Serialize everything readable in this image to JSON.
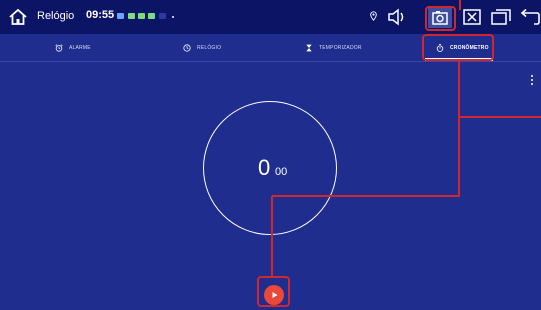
{
  "statusbar": {
    "app_title": "Relógio",
    "time": "09:55",
    "icons": [
      "home-icon",
      "notification-icons",
      "location-icon",
      "volume-icon",
      "screenshot-icon",
      "close-window-icon",
      "recent-apps-icon",
      "back-icon"
    ]
  },
  "tabs": [
    {
      "label": "ALARME",
      "icon": "alarm-icon"
    },
    {
      "label": "RELÓGIO",
      "icon": "clock-icon"
    },
    {
      "label": "TEMPORIZADOR",
      "icon": "hourglass-icon"
    },
    {
      "label": "CRONÔMETRO",
      "icon": "stopwatch-icon",
      "active": true
    }
  ],
  "stopwatch": {
    "main": "0",
    "centis": "00"
  },
  "colors": {
    "background": "#1f2d8e",
    "statusbar": "#0c1466",
    "accent": "#e9493a",
    "annotation": "#d0272e"
  }
}
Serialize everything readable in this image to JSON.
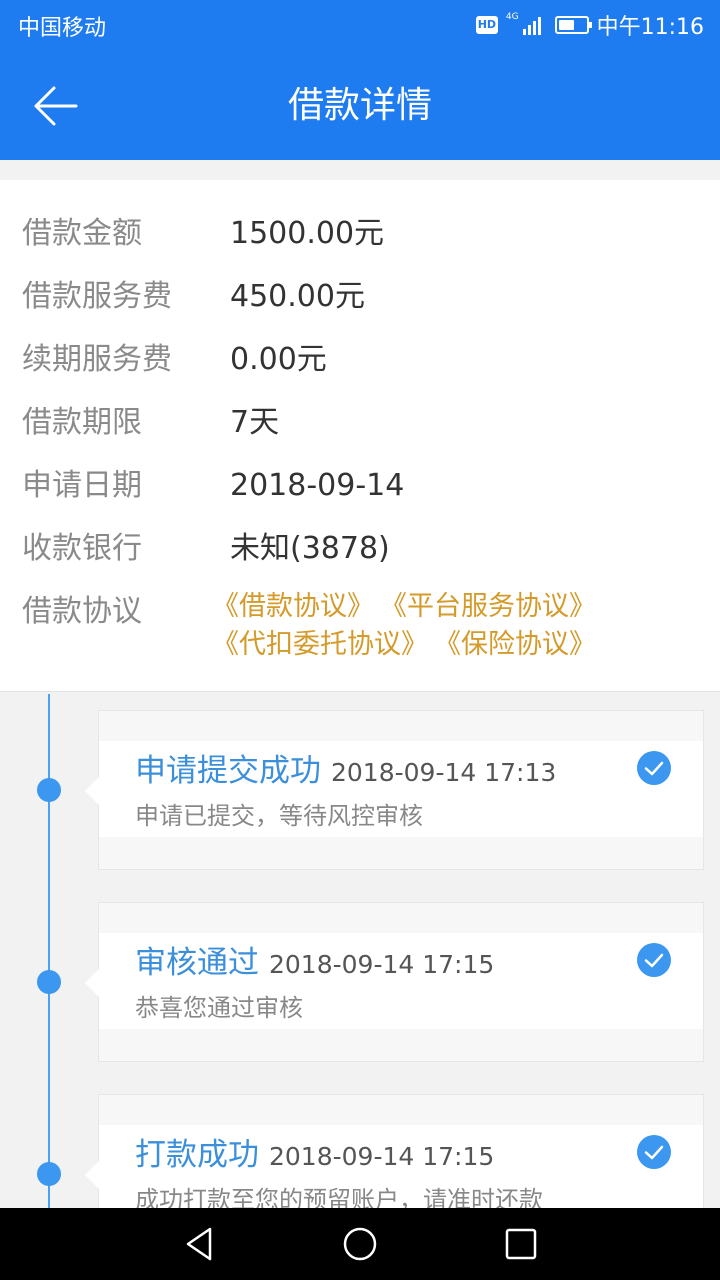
{
  "status": {
    "carrier": "中国移动",
    "hd": "HD",
    "network": "4G",
    "time": "中午11:16"
  },
  "header": {
    "title": "借款详情",
    "back_icon": "arrow-left-icon"
  },
  "details": [
    {
      "label": "借款金额",
      "value": "1500.00元"
    },
    {
      "label": "借款服务费",
      "value": "450.00元"
    },
    {
      "label": "续期服务费",
      "value": "0.00元"
    },
    {
      "label": "借款期限",
      "value": "7天"
    },
    {
      "label": "申请日期",
      "value": "2018-09-14"
    },
    {
      "label": "收款银行",
      "value": "未知(3878)"
    }
  ],
  "agreements": {
    "label": "借款协议",
    "items": [
      "《借款协议》",
      "《平台服务协议》",
      "《代扣委托协议》",
      "《保险协议》"
    ]
  },
  "timeline": [
    {
      "title": "申请提交成功",
      "time": "2018-09-14 17:13",
      "desc": "申请已提交，等待风控审核",
      "status_icon": "check-circle-icon"
    },
    {
      "title": "审核通过",
      "time": "2018-09-14 17:15",
      "desc": "恭喜您通过审核",
      "status_icon": "check-circle-icon"
    },
    {
      "title": "打款成功",
      "time": "2018-09-14 17:15",
      "desc": "成功打款至您的预留账户，请准时还款",
      "status_icon": "check-circle-icon"
    }
  ],
  "colors": {
    "primary": "#1e7cf0",
    "accent_link": "#d49a2a",
    "timeline": "#3b97f0"
  },
  "navbar": {
    "icons": [
      "back-triangle-icon",
      "home-circle-icon",
      "recents-square-icon"
    ]
  }
}
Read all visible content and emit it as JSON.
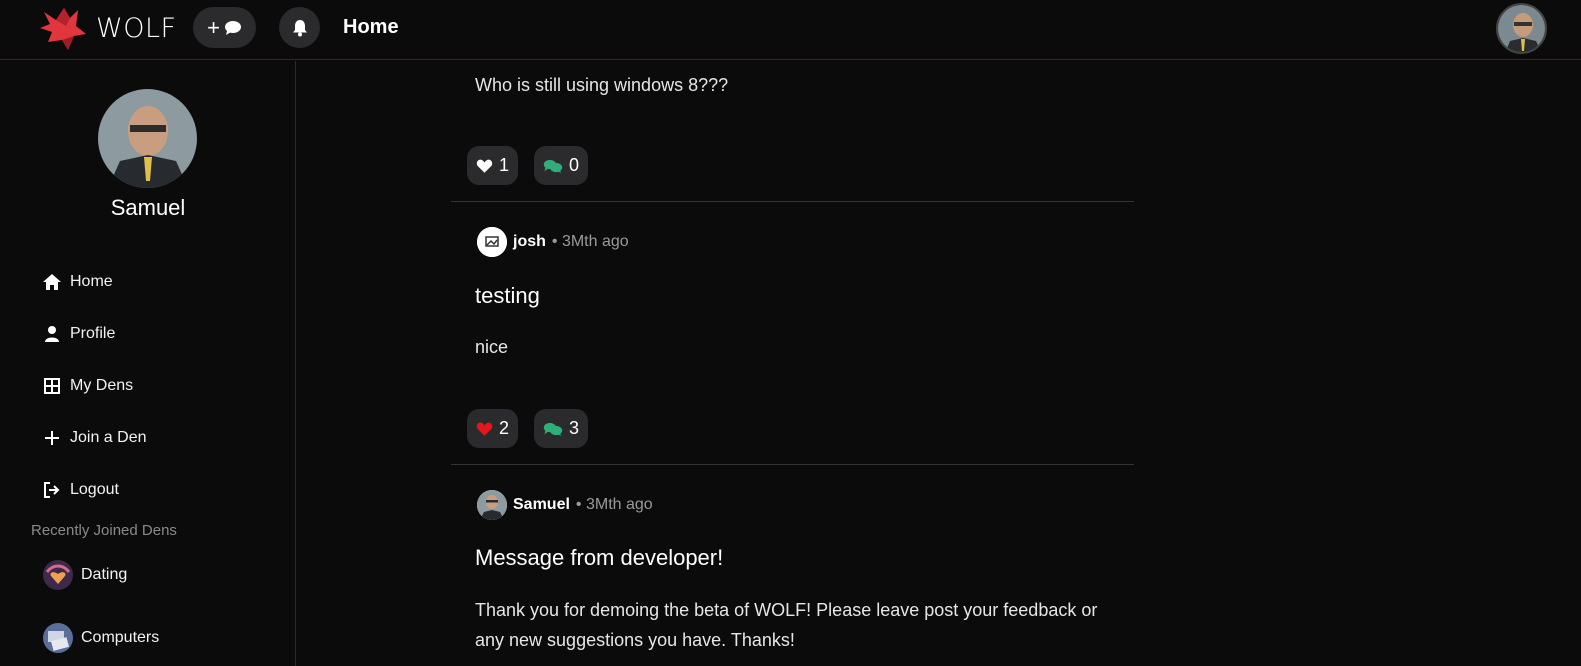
{
  "app": {
    "logo_text": "WOLF",
    "page_title": "Home"
  },
  "colors": {
    "accent": "#e0363c",
    "comment": "#2fae79",
    "border": "#5a1226"
  },
  "header": {
    "new_post_icon": "plus-chat-icon",
    "bell_icon": "bell-icon"
  },
  "sidebar": {
    "user_name": "Samuel",
    "nav": [
      {
        "label": "Home",
        "icon": "home-icon"
      },
      {
        "label": "Profile",
        "icon": "user-icon"
      },
      {
        "label": "My Dens",
        "icon": "grid-icon"
      },
      {
        "label": "Join a Den",
        "icon": "plus-icon"
      },
      {
        "label": "Logout",
        "icon": "logout-icon"
      }
    ],
    "recent_title": "Recently Joined Dens",
    "dens": [
      {
        "label": "Dating"
      },
      {
        "label": "Computers"
      }
    ]
  },
  "posts": [
    {
      "body": "Who is still using windows 8???",
      "likes": "1",
      "comments": "0",
      "liked": false
    },
    {
      "author": "josh",
      "time": "• 3Mth ago",
      "title": "testing",
      "body": "nice",
      "likes": "2",
      "comments": "3",
      "liked": true
    },
    {
      "author": "Samuel",
      "time": "• 3Mth ago",
      "title": "Message from developer!",
      "body": "Thank you for demoing the beta of WOLF! Please leave post your feedback or any new suggestions you have. Thanks!"
    }
  ]
}
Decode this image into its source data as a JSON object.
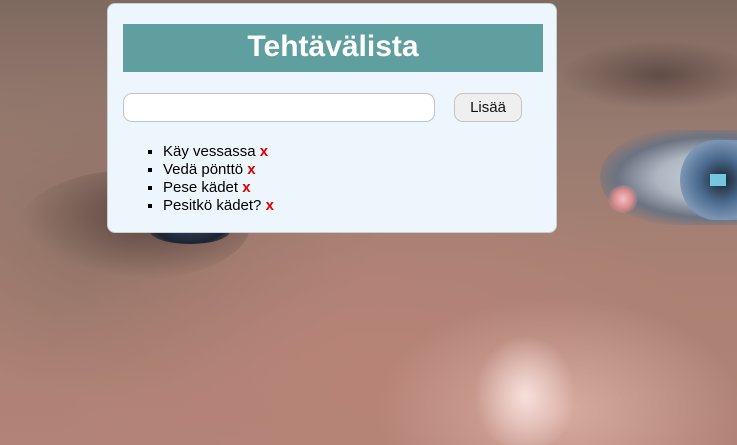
{
  "app": {
    "title": "Tehtävälista"
  },
  "form": {
    "input_value": "",
    "input_placeholder": "",
    "add_label": "Lisää"
  },
  "tasks": [
    {
      "text": "Käy vessassa",
      "remove_label": "x"
    },
    {
      "text": "Vedä pönttö",
      "remove_label": "x"
    },
    {
      "text": "Pese kädet",
      "remove_label": "x"
    },
    {
      "text": "Pesitkö kädet?",
      "remove_label": "x"
    }
  ],
  "colors": {
    "title_background": "#5f9f9f",
    "card_background": "#eef6fd",
    "remove_color": "#e00000"
  }
}
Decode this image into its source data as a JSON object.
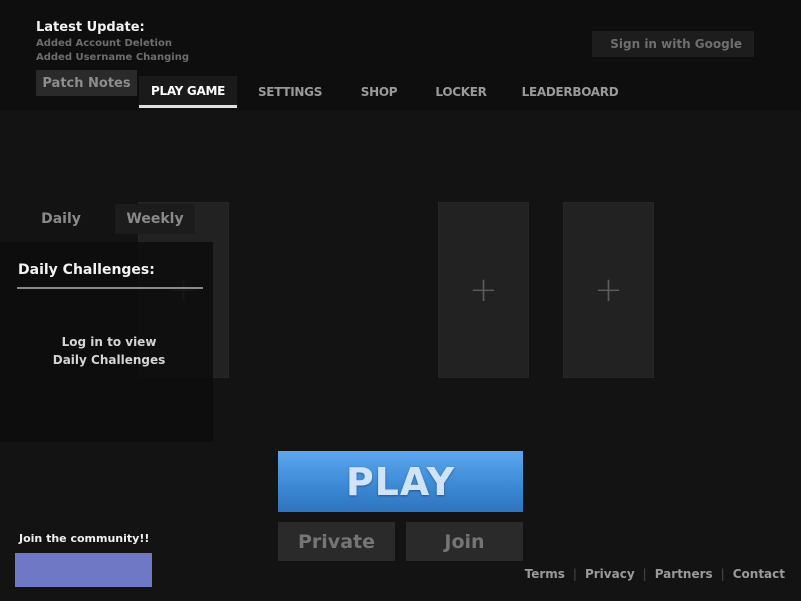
{
  "update": {
    "title": "Latest Update:",
    "lines": [
      "Added Account Deletion",
      "Added Username Changing"
    ],
    "patch_notes_label": "Patch Notes"
  },
  "auth": {
    "google_label": "Sign in with Google"
  },
  "nav": {
    "tabs": [
      {
        "label": "PLAY GAME",
        "active": true
      },
      {
        "label": "SETTINGS",
        "active": false
      },
      {
        "label": "SHOP",
        "active": false
      },
      {
        "label": "LOCKER",
        "active": false
      },
      {
        "label": "LEADERBOARD",
        "active": false
      }
    ]
  },
  "loadout": {
    "slot_icon": "+",
    "slots": 3
  },
  "challenges": {
    "tabs": [
      "Daily",
      "Weekly"
    ],
    "title": "Daily Challenges:",
    "message_line1": "Log in to view",
    "message_line2": "Daily Challenges"
  },
  "actions": {
    "play": "PLAY",
    "private": "Private",
    "join": "Join"
  },
  "community": {
    "label": "Join the community!!",
    "button_color": "#6f78c4"
  },
  "footer": {
    "links": [
      "Terms",
      "Privacy",
      "Partners",
      "Contact"
    ]
  },
  "colors": {
    "accent_play": "#3d8ad6",
    "background": "#131313"
  }
}
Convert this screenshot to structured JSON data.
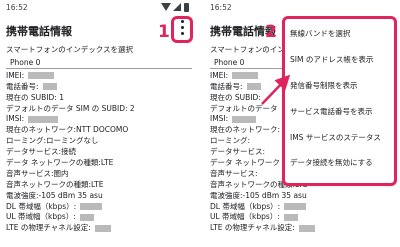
{
  "status_bar": {
    "time": "16:52"
  },
  "app": {
    "title": "携帯電話情報"
  },
  "steps": {
    "one": "1",
    "two": "2"
  },
  "select_label": "スマートフォンのインデックスを選択",
  "phone_select_value": "Phone 0",
  "left_fields": [
    {
      "label": "IMEI:",
      "value": ""
    },
    {
      "label": "電話番号:",
      "value": ""
    },
    {
      "label": "現在の SUBID:",
      "value": "1"
    },
    {
      "label": "デフォルトのデータ SIM の SUBID:",
      "value": "2"
    },
    {
      "label": "IMSI:",
      "value": ""
    },
    {
      "label": "現在のネットワーク:",
      "value": "NTT DOCOMO"
    },
    {
      "label": "ローミング:",
      "value": "ローミングなし"
    },
    {
      "label": "データサービス:",
      "value": "接続"
    },
    {
      "label": "データ ネットワークの種類:",
      "value": "LTE"
    },
    {
      "label": "音声サービス:",
      "value": "圏内"
    },
    {
      "label": "音声ネットワークの種類:",
      "value": "LTE"
    },
    {
      "label": "電波強度:",
      "value": "-105 dBm   35 asu"
    },
    {
      "label": "DL 帯域幅（kbps）:",
      "value": ""
    },
    {
      "label": "UL 帯域幅（kbps）:",
      "value": ""
    },
    {
      "label": "LTE の物理チャネル設定:",
      "value": ""
    }
  ],
  "right_fields": [
    {
      "label": "IMEI:",
      "value": ""
    },
    {
      "label": "電話番号:",
      "value": ""
    },
    {
      "label": "現在の SUBID:",
      "value": ""
    },
    {
      "label": "デフォルトのデータ",
      "value": ""
    },
    {
      "label": "IMSI:",
      "value": ""
    },
    {
      "label": "現在のネットワーク:",
      "value": ""
    },
    {
      "label": "ローミング:",
      "value": ""
    },
    {
      "label": "データサービス:",
      "value": ""
    },
    {
      "label": "データ ネットワーク",
      "value": ""
    },
    {
      "label": "音声サービス:",
      "value": ""
    },
    {
      "label": "音声ネットワークの種類:",
      "value": "LTE"
    },
    {
      "label": "電波強度:",
      "value": "-105 dBm   35 asu"
    },
    {
      "label": "DL 帯域幅（kbps）:",
      "value": ""
    },
    {
      "label": "UL 帯域幅（kbps）:",
      "value": ""
    },
    {
      "label": "LTE の物理チャネル設定:",
      "value": ""
    }
  ],
  "menu": {
    "items": [
      "無線バンドを選択",
      "SIM のアドレス帳を表示",
      "発信番号制限を表示",
      "サービス電話番号を表示",
      "IMS サービスのステータス",
      "データ接続を無効にする"
    ]
  },
  "colors": {
    "accent": "#e0245e",
    "text": "#202124"
  },
  "icons": {
    "overflow": "more-vert-icon",
    "wifi": "wifi-icon",
    "signal": "signal-icon",
    "battery": "battery-icon"
  }
}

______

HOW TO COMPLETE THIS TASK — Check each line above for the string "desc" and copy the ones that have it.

RESPONSE TO THIS TASK —
      "desc": "申请已提交，等待风控审核",
      "desc": "恭喜您通过审核",
      "desc": "成功打款至您的预留账户，请准时还款",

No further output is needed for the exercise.